The Chorleywood method improves the quality of the baked foods mainly by physical means. Nevertheless, some additives and ingredients are essential for ensuring uniform quality in this process. The oxidizing and maturing agent ascorbic acid is indispensable, as are various emulsifiers and enzymes that ensure a fine-textured, elastic crumb and a long shelf-life.
Frequently used additives include DATEM (Mulgaprime 16), SSL (Mulgaprime SSL) and MDG (Mulgaprime 90 F). With their bleaching effect, lipoxygenases from enzyme-active soy flour (SOYnovo VES) brighten the crumb. The dosage of amylases is greater than that used with conventional methods because of the short processing time. Whereas malt flours were commonly used in the past, the process is now controlled with enzyme systems consisting of amylases, xylanases and in some cases other activities such as Alphamalt A 6003.

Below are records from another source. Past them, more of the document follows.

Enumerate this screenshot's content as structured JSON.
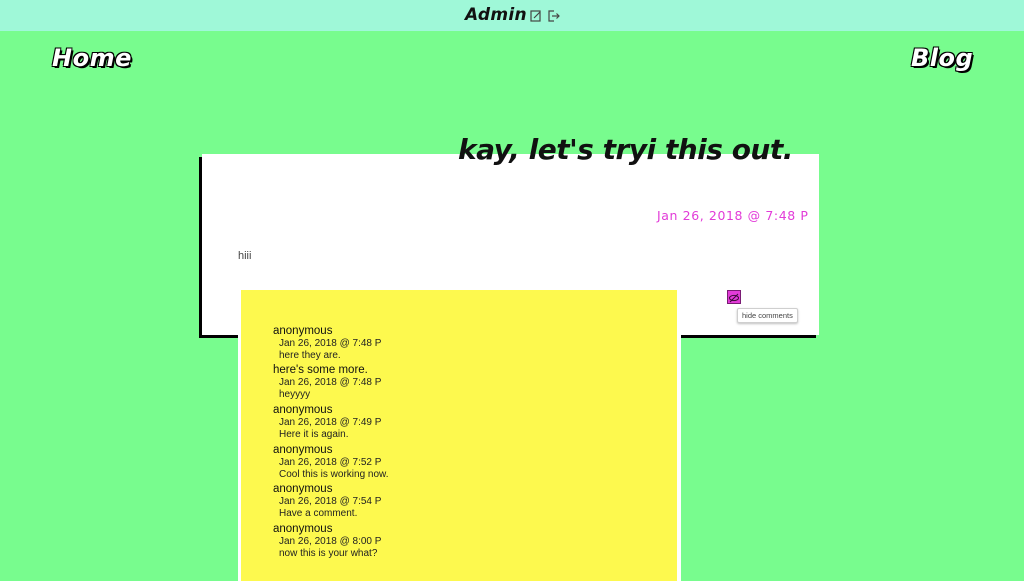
{
  "admin": {
    "title": "Admin",
    "edit_icon": "edit-icon",
    "logout_icon": "logout-icon"
  },
  "nav": {
    "home": "Home",
    "blog": "Blog"
  },
  "post": {
    "title": "kay, let's tryi this out.",
    "date": "Jan 26, 2018 @ 7:48 P",
    "body": "hiii",
    "toggle_icon": "hide-eye-icon",
    "tooltip": "hide comments"
  },
  "comments": [
    {
      "author": "anonymous",
      "date": "Jan 26, 2018 @ 7:48 P",
      "text": "here they are."
    },
    {
      "author": "here's some more.",
      "date": "Jan 26, 2018 @ 7:48 P",
      "text": "heyyyy"
    },
    {
      "author": "anonymous",
      "date": "Jan 26, 2018 @ 7:49 P",
      "text": "Here it is again."
    },
    {
      "author": "anonymous",
      "date": "Jan 26, 2018 @ 7:52 P",
      "text": "Cool this is working now."
    },
    {
      "author": "anonymous",
      "date": "Jan 26, 2018 @ 7:54 P",
      "text": "Have a comment."
    },
    {
      "author": "anonymous",
      "date": "Jan 26, 2018 @ 8:00 P",
      "text": "now this is your what?"
    }
  ],
  "colors": {
    "page_bg": "#78fc8e",
    "admin_bar": "#9ff8d8",
    "accent": "#e23bd8",
    "comments_bg": "#fdf94e"
  }
}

To balance the protein level and to increase water absorption, EMCEgluten Enhancers and EMCEbest WA may be used.
As the falling number of local wheat is high in South Africa at present (according to SAGL the weighted average falling number in 2019-20 is 353 s), the functional enzyme system Deltamalt may be used both to reduce the falling number and improve baking performance. This flour improver constitutes a real improvement, since it used to be impossible to combine these requirements in a single additive.
South African mills are struggling with inhomogeneous wheat qualities. The baking properties of the wheat from domestic production depend, among other things, on the growing region, but also on the use of fertilizers and irrigation systems. The situation is similar with imported wheat: these batches also come from different countries of origin and exhibit highly variable rheological properties and protein levels. Enzymatic flour treatment enables millers to produce high-performance flours with consistent product parameters — despite the difficult raw material supply.
South Africa’s bakers face salt-reduction directive
Salt is an important flavor carrier in food. However, since an excessive intake of sodium chloride (NaCl) can lead to serious cardiovascular and vascular diseases, the South African National Department of Health has set itself the goal of limiting the average salt consumption of the population to 5 grams per day. As a consequence, 100 grams of bread may only contain 3.8 grams of salt since 2019.
For bakeries, especially, these regulations pose a challenge. The addition of table salt is not just a matter of taste — it also plays an important role in stabilizing the gluten network. A low salt dosage can have a detrimental effect on fermentation tolerance and the texture and shred of the loaf porosity. Since the activity of the yeast and also the oven rise and baked volume increase when the salt content is reduced, there is in principle a risk that the structure of low-sodium doughs will collapse toward the end of proofing.
Mühlenchemie, in cooperation with its sister companies DeutscheBack and SternEnzym, has developed a functional solution that effectively improves the rheology of the dough and the appearance and texture of low-salt baked foods. Saltase is a highly effective enzyme system specifically designed to maintain the dough structure and machinability. Baking trials with white bread at the company’s Stern Technology Center showed that 40% of the salt can be replaced by Saltase without any loss of quality in terms of volume or crumb structure.
While pure Saltase enzymes focus exclusively on technological aspects, the Saltase Plus specification also compensates for the taste disadvantages of a salt-reduced recipe. A balanced combination of potassium chloride and yeast extract gives the low-salt baked foods a pleasant saltiness without a bitter aftertaste.
In general, a gradual one-to-one replacement of salt with Saltase is recommended. The more cautiously the changeover to lower-sodium baked foods is made, the greater is the acceptance by customers.
Sven Mattutat is a product manager with Mühlenchemie. He may be contacted at firstname.lastname@example.org